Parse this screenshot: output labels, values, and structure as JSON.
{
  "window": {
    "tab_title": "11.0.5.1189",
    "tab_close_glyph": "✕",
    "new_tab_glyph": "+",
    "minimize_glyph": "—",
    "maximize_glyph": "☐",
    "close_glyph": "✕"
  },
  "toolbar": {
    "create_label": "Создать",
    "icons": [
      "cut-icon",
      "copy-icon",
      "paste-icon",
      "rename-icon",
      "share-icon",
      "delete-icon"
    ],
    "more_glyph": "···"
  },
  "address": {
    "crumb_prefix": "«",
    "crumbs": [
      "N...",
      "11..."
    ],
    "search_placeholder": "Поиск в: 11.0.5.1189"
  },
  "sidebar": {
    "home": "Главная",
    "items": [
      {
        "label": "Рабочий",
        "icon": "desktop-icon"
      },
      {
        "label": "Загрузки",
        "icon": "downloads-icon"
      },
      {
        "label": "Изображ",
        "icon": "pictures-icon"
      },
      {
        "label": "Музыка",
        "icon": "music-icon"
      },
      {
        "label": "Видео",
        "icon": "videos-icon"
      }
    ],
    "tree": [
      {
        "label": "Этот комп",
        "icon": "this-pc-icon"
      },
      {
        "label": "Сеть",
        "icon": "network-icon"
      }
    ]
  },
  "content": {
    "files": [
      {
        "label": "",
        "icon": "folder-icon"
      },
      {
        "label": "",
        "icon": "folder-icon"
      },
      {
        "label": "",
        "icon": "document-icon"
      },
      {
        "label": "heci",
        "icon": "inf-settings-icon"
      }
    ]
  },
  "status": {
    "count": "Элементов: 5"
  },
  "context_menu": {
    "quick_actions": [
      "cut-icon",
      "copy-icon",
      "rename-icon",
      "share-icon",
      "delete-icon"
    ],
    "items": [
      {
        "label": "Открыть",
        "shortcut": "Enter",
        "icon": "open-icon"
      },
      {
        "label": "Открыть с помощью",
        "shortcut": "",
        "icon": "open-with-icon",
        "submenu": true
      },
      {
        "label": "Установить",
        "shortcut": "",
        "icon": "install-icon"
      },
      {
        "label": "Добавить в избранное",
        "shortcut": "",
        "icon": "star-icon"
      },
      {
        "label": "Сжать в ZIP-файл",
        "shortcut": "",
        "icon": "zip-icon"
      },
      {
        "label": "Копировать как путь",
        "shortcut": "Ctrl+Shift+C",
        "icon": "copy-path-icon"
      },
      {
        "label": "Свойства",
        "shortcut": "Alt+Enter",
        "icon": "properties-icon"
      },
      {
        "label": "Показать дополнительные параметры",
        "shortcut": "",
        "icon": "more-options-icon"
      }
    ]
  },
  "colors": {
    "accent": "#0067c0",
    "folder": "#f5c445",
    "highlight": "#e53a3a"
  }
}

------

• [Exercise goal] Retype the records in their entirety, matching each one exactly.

• [Response below]
Parse this screenshot: output labels, values, and structure as JSON.
{
  "window": {
    "tab_title": "11.0.5.1189",
    "tab_close_glyph": "✕",
    "new_tab_glyph": "+",
    "minimize_glyph": "—",
    "maximize_glyph": "☐",
    "close_glyph": "✕"
  },
  "toolbar": {
    "create_label": "Создать",
    "icons": [
      "cut-icon",
      "copy-icon",
      "paste-icon",
      "rename-icon",
      "share-icon",
      "delete-icon"
    ],
    "more_glyph": "···"
  },
  "address": {
    "crumb_prefix": "«",
    "crumbs": [
      "N...",
      "11..."
    ],
    "search_placeholder": "Поиск в: 11.0.5.1189"
  },
  "sidebar": {
    "home": "Главная",
    "items": [
      {
        "label": "Рабочий",
        "icon": "desktop-icon"
      },
      {
        "label": "Загрузки",
        "icon": "downloads-icon"
      },
      {
        "label": "Изображ",
        "icon": "pictures-icon"
      },
      {
        "label": "Музыка",
        "icon": "music-icon"
      },
      {
        "label": "Видео",
        "icon": "videos-icon"
      }
    ],
    "tree": [
      {
        "label": "Этот комп",
        "icon": "this-pc-icon"
      },
      {
        "label": "Сеть",
        "icon": "network-icon"
      }
    ]
  },
  "content": {
    "files": [
      {
        "label": "",
        "icon": "folder-icon"
      },
      {
        "label": "",
        "icon": "folder-icon"
      },
      {
        "label": "",
        "icon": "document-icon"
      },
      {
        "label": "heci",
        "icon": "inf-settings-icon"
      }
    ]
  },
  "status": {
    "count": "Элементов: 5"
  },
  "context_menu": {
    "quick_actions": [
      "cut-icon",
      "copy-icon",
      "rename-icon",
      "share-icon",
      "delete-icon"
    ],
    "items": [
      {
        "label": "Открыть",
        "shortcut": "Enter",
        "icon": "open-icon"
      },
      {
        "label": "Открыть с помощью",
        "shortcut": "",
        "icon": "open-with-icon",
        "submenu": true
      },
      {
        "label": "Установить",
        "shortcut": "",
        "icon": "install-icon"
      },
      {
        "label": "Добавить в избранное",
        "shortcut": "",
        "icon": "star-icon"
      },
      {
        "label": "Сжать в ZIP-файл",
        "shortcut": "",
        "icon": "zip-icon"
      },
      {
        "label": "Копировать как путь",
        "shortcut": "Ctrl+Shift+C",
        "icon": "copy-path-icon"
      },
      {
        "label": "Свойства",
        "shortcut": "Alt+Enter",
        "icon": "properties-icon"
      },
      {
        "label": "Показать дополнительные параметры",
        "shortcut": "",
        "icon": "more-options-icon"
      }
    ]
  },
  "colors": {
    "accent": "#0067c0",
    "folder": "#f5c445",
    "highlight": "#e53a3a"
  }
}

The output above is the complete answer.